05/30/2012 05:47 pm ET Updated Dec 06, 2017

Beer Shirts in Los Angeles and Doctors in ... South Sudan

As a Angeleno who grew up moving between countries like Cameroon and Pakistan, my vacations typically consist of trips to places that are a bit out-there for many people; places that often illicit blank stares and a "Why would you go there and is it safe?" question. But after spending a childhood running around on dirt roads, hiding behind couches, as bullets ricocheted off walls during coup attempts, and watching apartheid fall first hand, these places are my comfort zone.

The most recent of these trips was to South Sudan to experience the country's independence in July 2011. After four flights, three days of traveling and a night of swilling Tuskers in the Nairobi airport, my fiancé and I landed in Juba, the capital of Southern Sudan. The dusty city was buzzing with global press outlets, NBA all-stars, heads of states and diplomats galore, all having come to celebrate the birth of the new nation. Throughout all the excitement, one of the stories that struck me most was that of 400 medical students at The University of Juba College of Medicine who were living in tents and struggling to feed themselves, yet determined to become the country's first generation of doctors.


We first heard the students' story from Karen Day, a rambunctious writer and filmmaker who spends her time shuttling between Idaho, Afghanistan and South Sudan. Over a couple White Bull Lagers, South Sudan's first locally produced beer, we were able to chat with a few of the students and folks from the non-profit Ujenzi Trust, who have been instrumental in building a program to help provide instruction, training and infrastructure for the medical school in Juba. As I learned more, the enormous obstacles the students face was apparent to me, but so too was their strength and incredible dedication.

As the world's newest nation, South Sudan has less than 50 licensed doctors, in a country the size of France, and one of the highest maternal mortality rates in the world. As the only medical school in Southern Sudan, The University of Juba College of Medicine has only one permanent faculty member, has limited access to educational materials and, until recently, had only one classroom. However, the school's students are so dedicated they have been known to teach themselves bio-chemistry with sticks in the dirt. These students, who are enthusiastic and committed to purpose, come from all over South Sudan, a country that has been ravaged by 30 years of civil war and bitter ethnic tensions. Their stories range from watching family members die from sickness and war, to being forced into becoming child soldiers.

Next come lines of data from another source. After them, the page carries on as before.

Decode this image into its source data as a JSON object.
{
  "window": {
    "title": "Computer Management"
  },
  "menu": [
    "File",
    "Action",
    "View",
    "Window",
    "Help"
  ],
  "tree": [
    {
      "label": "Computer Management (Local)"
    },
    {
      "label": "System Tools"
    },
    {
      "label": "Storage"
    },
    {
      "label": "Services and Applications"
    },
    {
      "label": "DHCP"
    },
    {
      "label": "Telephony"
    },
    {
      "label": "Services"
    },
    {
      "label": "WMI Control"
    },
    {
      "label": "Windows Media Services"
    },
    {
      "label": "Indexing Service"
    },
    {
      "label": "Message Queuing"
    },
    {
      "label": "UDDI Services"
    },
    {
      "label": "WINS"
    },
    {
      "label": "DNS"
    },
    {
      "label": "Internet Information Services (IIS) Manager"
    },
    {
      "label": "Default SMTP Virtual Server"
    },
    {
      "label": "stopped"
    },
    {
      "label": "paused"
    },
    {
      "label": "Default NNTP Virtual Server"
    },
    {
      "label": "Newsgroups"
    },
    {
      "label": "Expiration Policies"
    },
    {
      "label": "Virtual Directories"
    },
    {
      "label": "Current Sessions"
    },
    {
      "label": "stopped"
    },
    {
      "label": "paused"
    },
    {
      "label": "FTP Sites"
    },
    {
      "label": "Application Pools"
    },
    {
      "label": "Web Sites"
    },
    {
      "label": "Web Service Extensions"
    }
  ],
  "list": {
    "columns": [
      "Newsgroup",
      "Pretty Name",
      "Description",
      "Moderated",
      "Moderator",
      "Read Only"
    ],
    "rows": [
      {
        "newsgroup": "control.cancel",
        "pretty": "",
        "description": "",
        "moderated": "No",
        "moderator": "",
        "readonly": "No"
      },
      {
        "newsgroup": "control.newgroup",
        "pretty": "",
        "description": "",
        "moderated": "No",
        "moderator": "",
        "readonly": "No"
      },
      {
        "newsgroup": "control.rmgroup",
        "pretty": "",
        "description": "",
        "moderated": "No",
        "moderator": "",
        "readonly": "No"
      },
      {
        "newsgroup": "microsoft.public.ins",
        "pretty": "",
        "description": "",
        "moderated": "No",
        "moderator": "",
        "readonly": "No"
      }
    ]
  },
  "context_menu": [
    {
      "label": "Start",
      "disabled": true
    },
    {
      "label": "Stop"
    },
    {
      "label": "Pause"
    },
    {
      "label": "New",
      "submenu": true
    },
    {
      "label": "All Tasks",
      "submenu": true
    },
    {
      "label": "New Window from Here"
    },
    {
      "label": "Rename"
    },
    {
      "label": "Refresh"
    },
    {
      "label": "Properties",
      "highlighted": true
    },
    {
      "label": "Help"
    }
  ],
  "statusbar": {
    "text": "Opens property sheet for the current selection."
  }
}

Knowing how important dedicated individuals like these students are to the future of Southern Sudan, when I returned to Los Angeles I created I Heart Juba Mds to utilize my skills as a graphic designer, to spread their story and raise some funds for them and Ujenzi Trust. As a beer lover, and knowing all too well the popularity of the obligatory "beer shirts" while traveling, I choose to raise a glass to the students by selling White Bull Lager shirts, as well as a custom design for the students.

In a previously Muslim nation, with few paved roads and little infrastructure, White Bull Lager was no small feat to produce. Brewed by Southern Sudan Beverages Limited, one of few industries in the new country and partly owned by drinks giant SAB Miller, the beer is brewed by two second-hand breweries that had to be trucked 1,800 miles in the rainy season on arguable the worst roads in Africa. The brewery then had to build its own water filtration system and consequently has some of the cleanest water in the country, which they supply to surrounding local communities and NGO compounds. They are also tackling the current, and expensive, necessity of importing hops and barley by working with local farmers to build back up the agricultural industry in Southern Sudan, which was decimated by the war.


While some may not equate beer and beer shirts with medical students, most would agree these students deserve a hardy cheers.

To learn more about the project, in which 100 percent of proceeds go to help the students, please visit I Heart Juba Mds.